data || wlan.fc.type_subtype == 0x00c || wlan.fc.type_subtype == 0x00a
After typing in that filter, we can apply the display filter to all of our data by hitting return.
Now, time for a test. Using Aireplay-ng and MDK3 from earlier tutorials, target your own Wi-Fi network (or one you have permission to) and record the results. You should notice two different patterns of in the attacks, and as a defender, you'll be able to determine which program is running from the data Wireshark shows you.
- Aireplay-ng: With Aireplay-ng, you should see nothing but yellow deauthentication attacks; This is the only option given in Aireplay-ng, and you can set a value to the number of packets to send in your attack to see how many you receive intact in Wireshark.
- MDK3: A pattern of orange and yellow stripes make MDK3 stick out as distinct in its attack signature, peppering targets with combined deauthentication and disassociation frames. Training MDK3 on a target will result in choking of green data packets after bursts of yellow and orange packets flood the channel.
While floods of these packets are positive signs of an attack in progress, sometimes these packets do occur under normal circumstances on networks, especially corporate networks capable of "suppressing" rogue access points. If you see a few lone disassociation packets or the occasional deauth, it may not be cause for alarm.
To further refine your search, it's obvious how useful filters are. Rather than painfully learning every type of expression for the syntax allowed, Wireshark has a handy hacker way of setting anything as a display filter. Click on a packet from a network that you are interested in, and we'll use the information inside it to create a new display filter to only show packets transmitted from that device.

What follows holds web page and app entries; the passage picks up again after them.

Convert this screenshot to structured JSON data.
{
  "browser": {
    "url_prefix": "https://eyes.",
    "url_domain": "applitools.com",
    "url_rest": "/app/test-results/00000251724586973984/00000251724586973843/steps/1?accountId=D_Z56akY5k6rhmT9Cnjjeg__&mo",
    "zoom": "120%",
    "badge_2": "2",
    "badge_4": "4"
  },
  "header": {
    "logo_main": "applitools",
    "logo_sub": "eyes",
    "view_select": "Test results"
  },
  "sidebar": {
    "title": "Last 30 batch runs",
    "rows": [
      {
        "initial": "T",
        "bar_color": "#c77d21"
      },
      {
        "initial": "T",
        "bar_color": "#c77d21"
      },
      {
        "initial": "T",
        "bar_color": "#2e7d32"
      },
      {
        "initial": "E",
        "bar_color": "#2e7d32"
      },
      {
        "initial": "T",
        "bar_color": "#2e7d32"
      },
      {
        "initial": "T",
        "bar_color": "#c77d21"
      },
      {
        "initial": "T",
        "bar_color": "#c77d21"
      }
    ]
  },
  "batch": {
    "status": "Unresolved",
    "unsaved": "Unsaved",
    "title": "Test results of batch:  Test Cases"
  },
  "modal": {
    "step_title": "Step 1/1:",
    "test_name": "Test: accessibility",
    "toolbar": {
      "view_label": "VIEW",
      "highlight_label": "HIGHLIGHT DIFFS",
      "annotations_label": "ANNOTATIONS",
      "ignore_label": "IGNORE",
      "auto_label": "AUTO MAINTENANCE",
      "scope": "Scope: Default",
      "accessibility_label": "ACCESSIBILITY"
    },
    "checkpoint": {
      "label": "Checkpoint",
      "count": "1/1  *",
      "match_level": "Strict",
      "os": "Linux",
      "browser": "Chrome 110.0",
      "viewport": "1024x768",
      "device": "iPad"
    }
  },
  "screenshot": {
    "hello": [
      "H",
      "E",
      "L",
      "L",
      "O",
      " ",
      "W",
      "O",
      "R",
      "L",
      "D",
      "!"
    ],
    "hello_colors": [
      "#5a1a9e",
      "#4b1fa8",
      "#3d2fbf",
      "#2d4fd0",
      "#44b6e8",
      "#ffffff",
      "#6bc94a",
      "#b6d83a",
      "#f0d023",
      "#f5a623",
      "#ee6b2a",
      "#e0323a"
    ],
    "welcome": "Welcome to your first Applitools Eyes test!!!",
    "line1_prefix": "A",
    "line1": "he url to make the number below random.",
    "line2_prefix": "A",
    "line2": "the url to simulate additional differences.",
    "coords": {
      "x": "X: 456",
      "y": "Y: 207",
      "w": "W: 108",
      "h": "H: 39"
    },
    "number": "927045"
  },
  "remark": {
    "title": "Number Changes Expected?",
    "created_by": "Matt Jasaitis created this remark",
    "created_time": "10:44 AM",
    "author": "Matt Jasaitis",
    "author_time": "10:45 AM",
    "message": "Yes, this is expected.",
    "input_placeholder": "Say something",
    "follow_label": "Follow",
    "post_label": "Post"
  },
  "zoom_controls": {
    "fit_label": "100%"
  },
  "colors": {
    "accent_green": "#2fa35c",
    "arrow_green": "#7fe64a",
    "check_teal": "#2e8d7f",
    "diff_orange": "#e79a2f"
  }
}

On the bottom pane, click the downward facing arrows to expand the information in the packet. If you want to filter for everything like that thing (or filter that thing out), right-click on it, then select "Apply as Filter," followed by "Selected."

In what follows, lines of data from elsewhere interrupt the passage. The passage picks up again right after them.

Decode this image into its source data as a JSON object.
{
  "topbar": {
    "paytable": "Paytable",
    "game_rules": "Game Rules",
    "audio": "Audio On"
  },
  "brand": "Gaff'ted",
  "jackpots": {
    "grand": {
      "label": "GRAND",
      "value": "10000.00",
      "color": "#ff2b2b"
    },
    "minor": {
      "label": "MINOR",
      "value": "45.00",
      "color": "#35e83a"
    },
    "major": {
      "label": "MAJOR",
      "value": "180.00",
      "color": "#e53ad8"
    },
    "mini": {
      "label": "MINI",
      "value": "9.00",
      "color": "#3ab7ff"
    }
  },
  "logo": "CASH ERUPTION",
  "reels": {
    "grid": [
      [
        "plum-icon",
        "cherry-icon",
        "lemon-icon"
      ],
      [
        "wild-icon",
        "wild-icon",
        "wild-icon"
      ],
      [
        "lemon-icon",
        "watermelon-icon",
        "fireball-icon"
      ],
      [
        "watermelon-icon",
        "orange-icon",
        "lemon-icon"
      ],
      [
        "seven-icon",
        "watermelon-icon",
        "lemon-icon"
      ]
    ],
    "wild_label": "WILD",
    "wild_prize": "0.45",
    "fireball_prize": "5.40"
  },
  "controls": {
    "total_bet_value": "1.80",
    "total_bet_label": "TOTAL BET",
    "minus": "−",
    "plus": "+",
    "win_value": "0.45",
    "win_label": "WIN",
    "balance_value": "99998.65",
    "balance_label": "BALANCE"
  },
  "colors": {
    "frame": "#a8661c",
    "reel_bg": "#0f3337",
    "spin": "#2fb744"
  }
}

You can also easily set colorized filters here, as well.
Now, you can use this to make it so you only see transmissions to or from a particular MAC address. This is helpful for cutting through other devices that meet your display filter but still aren't relevant. To add anything to your filter, just type || after your last filter term, and add a new one. This means "or," allowing you to add more conditions a filter will match.
To build more sophisticated filters, you can also combine them with && statements to make the following filter a requirement, or replace the == symbol with != to specify "does not equal" to filter out anything that does match that an undesirable value.
Wireshark and other tools can be used to quickly get to the bottom of any suspected jamming. Because the tools to detect and localize jamming are free and available to anyone, hackers using tools like MDK3 and Aireplay-ng may be letting a network administrator know what you're doing, right down to the program you're using for the attack. This level of information is extremely useful for defenders, who can use it to create tools to automatically defend a network. Hackers, on the other hand, should keep in mind how many alarm bells they may trigger with such activities.
The vulnerabilities in current Wi-Fi around unprotected management frames will largely be corrected in the upcoming WPA3 standard, but current users don't need to wait to protect against these script-kiddie-style jamming attacks. Protected management frames have actually been available for some time in the 802.11w standard, but most devices have this disabled by default. If you're interested in protecting yourself from these kinds of attacks, you should look into requiring protected management frames in your router's firmware settings.
I hope you enjoyed this guide to detecting Wi-Fi jamming programs like MDK3 and Aireplay-ng with Wireshark! If you have any questions about this tutorial on Wireshark or you have a comment, feel free to reach me on Twitter @KodyKinzie.